» **To do**: For the records below, give the number of lines containing the word "What" and no other text.

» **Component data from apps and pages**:

::::

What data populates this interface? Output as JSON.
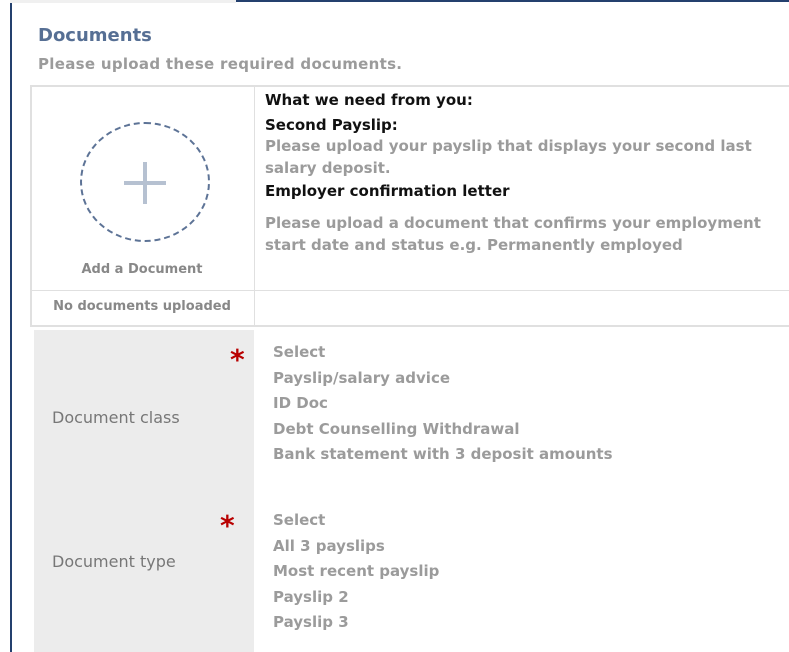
{
  "section": {
    "title": "Documents",
    "subtitle": "Please upload these required documents."
  },
  "upload": {
    "add_label": "Add a Document",
    "empty_status": "No documents uploaded"
  },
  "requirements": {
    "heading": "What we need from you:",
    "items": [
      {
        "title": "Second Payslip:",
        "description": "Please upload your payslip that displays your second last salary deposit."
      },
      {
        "title": "Employer confirmation letter",
        "description": "Please upload a document that confirms your employment start date and status e.g. Permanently employed"
      }
    ]
  },
  "form": {
    "required_marker": "*",
    "document_class": {
      "label": "Document class",
      "options": [
        "Select",
        "Payslip/salary advice",
        "ID Doc",
        "Debt Counselling Withdrawal",
        "Bank statement with 3 deposit amounts"
      ]
    },
    "document_type": {
      "label": "Document type",
      "options": [
        "Select",
        "All 3 payslips",
        "Most recent payslip",
        "Payslip 2",
        "Payslip 3"
      ]
    }
  },
  "colors": {
    "accent": "#566f94",
    "frame": "#24406e",
    "required": "#b80000",
    "muted_text": "#9b9b9b"
  },
  "icons": {
    "add": "plus-icon",
    "required": "asterisk-icon"
  }
}
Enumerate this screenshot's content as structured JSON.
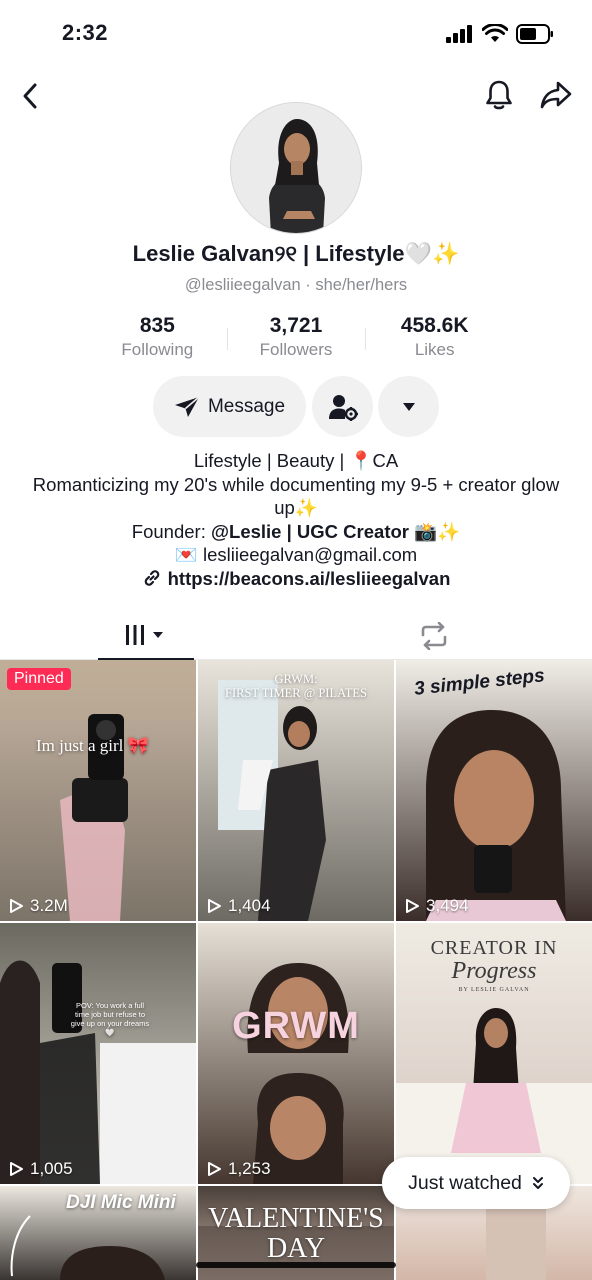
{
  "status_bar": {
    "time": "2:32"
  },
  "profile": {
    "display_name": "Leslie Galvan୨୧ | Lifestyle🤍✨",
    "handle_line": "@lesliieegalvan · she/her/hers"
  },
  "stats": [
    {
      "value": "835",
      "label": "Following"
    },
    {
      "value": "3,721",
      "label": "Followers"
    },
    {
      "value": "458.6K",
      "label": "Likes"
    }
  ],
  "actions": {
    "message_label": "Message"
  },
  "bio": {
    "line1": "Lifestyle | Beauty | 📍CA",
    "line2": "Romanticizing my 20's while documenting my 9-5 + creator glow up✨",
    "line3_prefix": "Founder: ",
    "line3_bold": "@Leslie | UGC Creator 📸✨",
    "line4": "💌 lesliieegalvan@gmail.com",
    "link": "https://beacons.ai/lesliieegalvan"
  },
  "videos": [
    {
      "views": "3.2M",
      "pinned_label": "Pinned",
      "overlay": "Im just a girl 🎀",
      "colors": [
        "#c9b6a5",
        "#7c7468"
      ]
    },
    {
      "views": "1,404",
      "overlay_top": "GRWM:",
      "overlay_bottom": "FIRST TIMER @ PILATES",
      "colors": [
        "#e9e4db",
        "#6d6a63"
      ]
    },
    {
      "views": "3,494",
      "overlay": "3 simple steps",
      "colors": [
        "#f0ece6",
        "#3b2e2a"
      ]
    },
    {
      "views": "1,005",
      "overlay": "POV: You work a full time job but refuse to give up on your dreams🤍",
      "colors": [
        "#6b6a60",
        "#d9d5cc"
      ]
    },
    {
      "views": "1,253",
      "overlay": "GRWM",
      "colors": [
        "#e6e0d6",
        "#45372f"
      ]
    },
    {
      "views": "",
      "overlay_top": "CREATOR IN",
      "overlay_bottom": "Progress",
      "overlay_small": "BY LESLIE GALVAN",
      "colors": [
        "#efebe3",
        "#d4c4bd"
      ]
    },
    {
      "views": "",
      "overlay": "DJI Mic Mini",
      "colors": [
        "#ece8e0",
        "#3a3532"
      ]
    },
    {
      "views": "",
      "overlay_top": "VALENTINE'S",
      "overlay_bottom": "DAY",
      "colors": [
        "#4a403a",
        "#cab5a8"
      ]
    },
    {
      "views": "",
      "colors": [
        "#efe6df",
        "#d3b7a8"
      ]
    }
  ],
  "just_watched": {
    "label": "Just watched"
  },
  "icons": {
    "back": "chevron-left-icon",
    "bell": "bell-icon",
    "share": "share-arrow-icon",
    "message": "paper-plane-icon",
    "user_settings": "person-gear-icon",
    "more": "triangle-down-icon",
    "videos_tab": "grid-bars-icon",
    "reposts_tab": "repost-icon",
    "play": "play-outline-icon"
  },
  "colors": {
    "pinned_bg": "#fe2c55",
    "text_primary": "#161823",
    "text_secondary": "#8a8b91"
  }
}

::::

» **Exercise answer**: 2